-- Opening Marker --

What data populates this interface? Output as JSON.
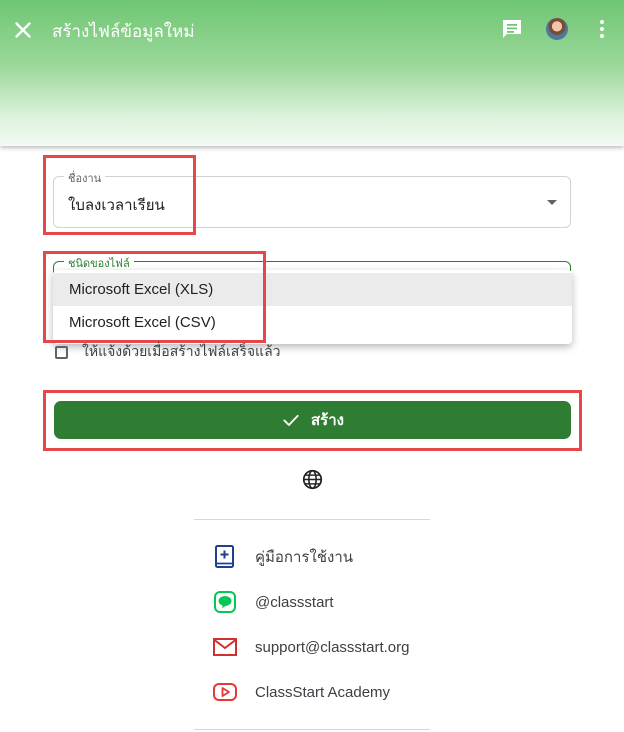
{
  "header": {
    "title": "สร้างไฟล์ข้อมูลใหม่",
    "icons": [
      "close-icon",
      "chat-icon",
      "avatar",
      "more-vert-icon"
    ]
  },
  "form": {
    "task_field": {
      "label": "ชื่องาน",
      "value": "ใบลงเวลาเรียน"
    },
    "file_type_field": {
      "label": "ชนิดของไฟล์",
      "options": [
        "Microsoft Excel (XLS)",
        "Microsoft Excel (CSV)"
      ]
    },
    "notify_label": "ให้แจ้งด้วยเมื่อสร้างไฟล์เสร็จแล้ว",
    "create_button": "สร้าง"
  },
  "footer": {
    "links": [
      {
        "label": "คู่มือการใช้งาน",
        "icon": "manual-book-icon"
      },
      {
        "label": "@classstart",
        "icon": "line-icon"
      },
      {
        "label": "support@classstart.org",
        "icon": "mail-icon"
      },
      {
        "label": "ClassStart Academy",
        "icon": "youtube-icon"
      }
    ]
  },
  "colors": {
    "accent": "#2e7d32",
    "highlight": "#e5474b",
    "line": "#06c755",
    "mail": "#d32f2f",
    "youtube": "#e53935",
    "manual": "#1f3f8f"
  }
}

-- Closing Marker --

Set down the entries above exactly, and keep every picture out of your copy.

What data populates this interface? Output as JSON.
{
  "header": {
    "title": "สร้างไฟล์ข้อมูลใหม่",
    "icons": [
      "close-icon",
      "chat-icon",
      "avatar",
      "more-vert-icon"
    ]
  },
  "form": {
    "task_field": {
      "label": "ชื่องาน",
      "value": "ใบลงเวลาเรียน"
    },
    "file_type_field": {
      "label": "ชนิดของไฟล์",
      "options": [
        "Microsoft Excel (XLS)",
        "Microsoft Excel (CSV)"
      ]
    },
    "notify_label": "ให้แจ้งด้วยเมื่อสร้างไฟล์เสร็จแล้ว",
    "create_button": "สร้าง"
  },
  "footer": {
    "links": [
      {
        "label": "คู่มือการใช้งาน",
        "icon": "manual-book-icon"
      },
      {
        "label": "@classstart",
        "icon": "line-icon"
      },
      {
        "label": "support@classstart.org",
        "icon": "mail-icon"
      },
      {
        "label": "ClassStart Academy",
        "icon": "youtube-icon"
      }
    ]
  },
  "colors": {
    "accent": "#2e7d32",
    "highlight": "#e5474b",
    "line": "#06c755",
    "mail": "#d32f2f",
    "youtube": "#e53935",
    "manual": "#1f3f8f"
  }
}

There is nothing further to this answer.